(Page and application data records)

****************************************

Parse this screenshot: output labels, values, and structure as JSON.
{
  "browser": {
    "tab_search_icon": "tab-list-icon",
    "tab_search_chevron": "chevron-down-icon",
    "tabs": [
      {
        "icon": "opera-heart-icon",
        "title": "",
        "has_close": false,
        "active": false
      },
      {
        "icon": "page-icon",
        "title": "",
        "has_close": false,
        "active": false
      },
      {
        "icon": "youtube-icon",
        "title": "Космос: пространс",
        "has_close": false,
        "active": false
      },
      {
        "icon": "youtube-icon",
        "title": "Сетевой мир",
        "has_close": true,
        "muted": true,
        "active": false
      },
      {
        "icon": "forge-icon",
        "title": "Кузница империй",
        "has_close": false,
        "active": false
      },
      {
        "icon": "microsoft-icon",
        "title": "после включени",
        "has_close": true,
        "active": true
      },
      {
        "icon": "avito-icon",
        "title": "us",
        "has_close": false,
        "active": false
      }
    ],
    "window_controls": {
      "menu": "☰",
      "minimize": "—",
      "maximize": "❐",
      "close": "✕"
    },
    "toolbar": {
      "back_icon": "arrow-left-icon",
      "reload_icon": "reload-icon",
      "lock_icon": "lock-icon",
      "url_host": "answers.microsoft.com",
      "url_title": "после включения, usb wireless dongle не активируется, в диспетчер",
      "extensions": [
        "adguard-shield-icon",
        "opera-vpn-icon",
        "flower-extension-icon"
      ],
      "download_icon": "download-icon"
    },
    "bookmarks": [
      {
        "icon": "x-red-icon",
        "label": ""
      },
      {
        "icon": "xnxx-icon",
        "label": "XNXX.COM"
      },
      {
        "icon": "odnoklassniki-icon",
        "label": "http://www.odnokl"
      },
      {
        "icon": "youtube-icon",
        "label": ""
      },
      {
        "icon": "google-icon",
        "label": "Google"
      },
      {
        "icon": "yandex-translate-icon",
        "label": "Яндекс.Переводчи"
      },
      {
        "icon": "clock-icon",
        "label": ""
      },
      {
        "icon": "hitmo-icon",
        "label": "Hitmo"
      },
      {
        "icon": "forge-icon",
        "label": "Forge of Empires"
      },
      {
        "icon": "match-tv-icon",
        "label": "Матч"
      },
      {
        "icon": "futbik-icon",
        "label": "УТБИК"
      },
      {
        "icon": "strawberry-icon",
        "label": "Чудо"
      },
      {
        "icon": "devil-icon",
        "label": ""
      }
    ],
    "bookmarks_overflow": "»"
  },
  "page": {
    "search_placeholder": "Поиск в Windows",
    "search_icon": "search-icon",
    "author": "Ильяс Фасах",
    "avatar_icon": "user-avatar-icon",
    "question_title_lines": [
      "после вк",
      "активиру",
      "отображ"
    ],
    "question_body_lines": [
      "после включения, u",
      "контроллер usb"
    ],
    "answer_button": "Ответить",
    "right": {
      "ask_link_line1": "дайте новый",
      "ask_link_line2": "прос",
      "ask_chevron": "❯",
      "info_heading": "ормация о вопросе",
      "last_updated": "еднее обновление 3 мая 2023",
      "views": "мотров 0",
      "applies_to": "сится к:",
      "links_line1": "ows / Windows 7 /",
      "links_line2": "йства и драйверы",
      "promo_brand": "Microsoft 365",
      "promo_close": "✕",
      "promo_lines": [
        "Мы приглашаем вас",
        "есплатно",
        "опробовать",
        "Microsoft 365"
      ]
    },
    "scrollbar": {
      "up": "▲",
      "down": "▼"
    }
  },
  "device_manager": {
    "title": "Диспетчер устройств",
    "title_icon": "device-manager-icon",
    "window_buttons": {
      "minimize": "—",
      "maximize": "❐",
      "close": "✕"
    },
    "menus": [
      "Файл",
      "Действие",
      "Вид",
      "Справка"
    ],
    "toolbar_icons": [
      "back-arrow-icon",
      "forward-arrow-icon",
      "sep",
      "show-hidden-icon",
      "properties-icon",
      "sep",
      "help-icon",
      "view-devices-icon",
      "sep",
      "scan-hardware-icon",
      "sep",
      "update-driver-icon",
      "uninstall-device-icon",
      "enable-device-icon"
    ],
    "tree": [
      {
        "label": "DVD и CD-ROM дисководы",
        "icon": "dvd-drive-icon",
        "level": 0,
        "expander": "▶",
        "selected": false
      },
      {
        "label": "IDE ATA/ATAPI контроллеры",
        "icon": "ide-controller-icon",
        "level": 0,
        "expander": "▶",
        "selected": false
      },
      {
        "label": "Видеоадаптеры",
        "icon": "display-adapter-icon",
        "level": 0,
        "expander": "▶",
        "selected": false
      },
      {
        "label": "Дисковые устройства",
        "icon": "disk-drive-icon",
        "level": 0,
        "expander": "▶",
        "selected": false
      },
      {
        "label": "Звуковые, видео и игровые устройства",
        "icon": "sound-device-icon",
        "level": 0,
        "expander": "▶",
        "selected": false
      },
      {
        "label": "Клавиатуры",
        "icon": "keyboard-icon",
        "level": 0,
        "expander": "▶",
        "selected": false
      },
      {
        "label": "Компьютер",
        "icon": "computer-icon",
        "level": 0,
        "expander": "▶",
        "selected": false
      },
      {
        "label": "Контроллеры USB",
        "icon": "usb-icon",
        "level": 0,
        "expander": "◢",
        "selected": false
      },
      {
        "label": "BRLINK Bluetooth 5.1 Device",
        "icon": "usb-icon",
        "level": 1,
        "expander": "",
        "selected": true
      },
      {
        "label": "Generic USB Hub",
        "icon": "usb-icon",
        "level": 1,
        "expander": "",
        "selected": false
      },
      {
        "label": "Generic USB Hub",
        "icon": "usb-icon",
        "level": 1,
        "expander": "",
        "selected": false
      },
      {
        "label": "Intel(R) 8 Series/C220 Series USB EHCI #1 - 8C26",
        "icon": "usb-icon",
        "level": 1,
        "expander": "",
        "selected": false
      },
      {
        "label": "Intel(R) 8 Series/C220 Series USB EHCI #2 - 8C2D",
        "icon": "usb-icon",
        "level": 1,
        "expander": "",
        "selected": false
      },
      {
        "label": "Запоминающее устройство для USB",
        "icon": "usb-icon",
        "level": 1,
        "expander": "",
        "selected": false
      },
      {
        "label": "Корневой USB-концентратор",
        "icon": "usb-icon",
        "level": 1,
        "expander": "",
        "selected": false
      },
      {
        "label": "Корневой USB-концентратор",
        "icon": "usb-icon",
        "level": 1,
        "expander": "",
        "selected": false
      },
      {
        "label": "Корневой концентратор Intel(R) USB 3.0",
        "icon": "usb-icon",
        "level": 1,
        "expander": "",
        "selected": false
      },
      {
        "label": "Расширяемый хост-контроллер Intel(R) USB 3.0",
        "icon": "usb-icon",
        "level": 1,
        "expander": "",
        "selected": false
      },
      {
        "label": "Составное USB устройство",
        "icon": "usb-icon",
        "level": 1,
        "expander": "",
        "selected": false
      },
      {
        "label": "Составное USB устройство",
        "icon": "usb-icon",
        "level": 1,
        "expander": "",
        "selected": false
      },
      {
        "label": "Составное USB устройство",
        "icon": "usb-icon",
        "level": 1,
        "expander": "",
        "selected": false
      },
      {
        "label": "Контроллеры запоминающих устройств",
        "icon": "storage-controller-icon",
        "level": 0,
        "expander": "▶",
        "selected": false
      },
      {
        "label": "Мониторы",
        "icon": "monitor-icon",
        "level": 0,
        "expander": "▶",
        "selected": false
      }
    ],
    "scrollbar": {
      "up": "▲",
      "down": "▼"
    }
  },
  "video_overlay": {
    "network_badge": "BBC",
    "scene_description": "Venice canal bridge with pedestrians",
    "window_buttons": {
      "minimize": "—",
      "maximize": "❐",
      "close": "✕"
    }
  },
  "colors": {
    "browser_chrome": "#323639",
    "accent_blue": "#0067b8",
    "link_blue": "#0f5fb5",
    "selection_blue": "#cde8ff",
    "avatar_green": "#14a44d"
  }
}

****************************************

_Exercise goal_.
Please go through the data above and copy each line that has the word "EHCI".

_Completed task_.
        "label": "Intel(R) 8 Series/C220 Series USB EHCI #1 - 8C26",
        "label": "Intel(R) 8 Series/C220 Series USB EHCI #2 - 8C2D",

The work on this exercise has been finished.